[Page and application data records]
####################
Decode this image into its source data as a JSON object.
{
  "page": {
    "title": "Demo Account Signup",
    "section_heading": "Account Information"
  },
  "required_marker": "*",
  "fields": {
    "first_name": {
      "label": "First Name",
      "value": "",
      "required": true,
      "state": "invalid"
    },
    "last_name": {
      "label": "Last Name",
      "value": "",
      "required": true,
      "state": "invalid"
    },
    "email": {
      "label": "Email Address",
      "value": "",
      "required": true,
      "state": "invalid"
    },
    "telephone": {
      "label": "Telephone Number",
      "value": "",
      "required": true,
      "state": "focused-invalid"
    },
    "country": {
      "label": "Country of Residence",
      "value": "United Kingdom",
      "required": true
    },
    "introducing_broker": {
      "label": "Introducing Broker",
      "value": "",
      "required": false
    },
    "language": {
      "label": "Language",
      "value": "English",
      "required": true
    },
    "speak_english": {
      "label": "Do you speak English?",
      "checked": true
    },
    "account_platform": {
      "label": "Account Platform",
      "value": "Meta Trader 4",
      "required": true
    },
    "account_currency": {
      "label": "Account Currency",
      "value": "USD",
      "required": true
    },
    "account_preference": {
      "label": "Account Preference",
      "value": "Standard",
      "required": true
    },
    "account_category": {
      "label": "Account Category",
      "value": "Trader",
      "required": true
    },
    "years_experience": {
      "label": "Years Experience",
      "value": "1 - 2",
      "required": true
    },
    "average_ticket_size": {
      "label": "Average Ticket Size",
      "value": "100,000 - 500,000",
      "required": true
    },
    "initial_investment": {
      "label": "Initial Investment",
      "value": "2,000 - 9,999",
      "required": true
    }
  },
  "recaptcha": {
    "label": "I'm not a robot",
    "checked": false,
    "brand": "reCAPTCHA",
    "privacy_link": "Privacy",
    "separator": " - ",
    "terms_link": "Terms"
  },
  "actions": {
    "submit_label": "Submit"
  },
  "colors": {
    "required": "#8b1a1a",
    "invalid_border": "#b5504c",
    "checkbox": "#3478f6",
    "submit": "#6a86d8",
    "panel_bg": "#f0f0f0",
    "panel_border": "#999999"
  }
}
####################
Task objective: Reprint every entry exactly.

Answer box:
Decode this image into its source data as a JSON object.
{
  "page": {
    "title": "Demo Account Signup",
    "section_heading": "Account Information"
  },
  "required_marker": "*",
  "fields": {
    "first_name": {
      "label": "First Name",
      "value": "",
      "required": true,
      "state": "invalid"
    },
    "last_name": {
      "label": "Last Name",
      "value": "",
      "required": true,
      "state": "invalid"
    },
    "email": {
      "label": "Email Address",
      "value": "",
      "required": true,
      "state": "invalid"
    },
    "telephone": {
      "label": "Telephone Number",
      "value": "",
      "required": true,
      "state": "focused-invalid"
    },
    "country": {
      "label": "Country of Residence",
      "value": "United Kingdom",
      "required": true
    },
    "introducing_broker": {
      "label": "Introducing Broker",
      "value": "",
      "required": false
    },
    "language": {
      "label": "Language",
      "value": "English",
      "required": true
    },
    "speak_english": {
      "label": "Do you speak English?",
      "checked": true
    },
    "account_platform": {
      "label": "Account Platform",
      "value": "Meta Trader 4",
      "required": true
    },
    "account_currency": {
      "label": "Account Currency",
      "value": "USD",
      "required": true
    },
    "account_preference": {
      "label": "Account Preference",
      "value": "Standard",
      "required": true
    },
    "account_category": {
      "label": "Account Category",
      "value": "Trader",
      "required": true
    },
    "years_experience": {
      "label": "Years Experience",
      "value": "1 - 2",
      "required": true
    },
    "average_ticket_size": {
      "label": "Average Ticket Size",
      "value": "100,000 - 500,000",
      "required": true
    },
    "initial_investment": {
      "label": "Initial Investment",
      "value": "2,000 - 9,999",
      "required": true
    }
  },
  "recaptcha": {
    "label": "I'm not a robot",
    "checked": false,
    "brand": "reCAPTCHA",
    "privacy_link": "Privacy",
    "separator": " - ",
    "terms_link": "Terms"
  },
  "actions": {
    "submit_label": "Submit"
  },
  "colors": {
    "required": "#8b1a1a",
    "invalid_border": "#b5504c",
    "checkbox": "#3478f6",
    "submit": "#6a86d8",
    "panel_bg": "#f0f0f0",
    "panel_border": "#999999"
  }
}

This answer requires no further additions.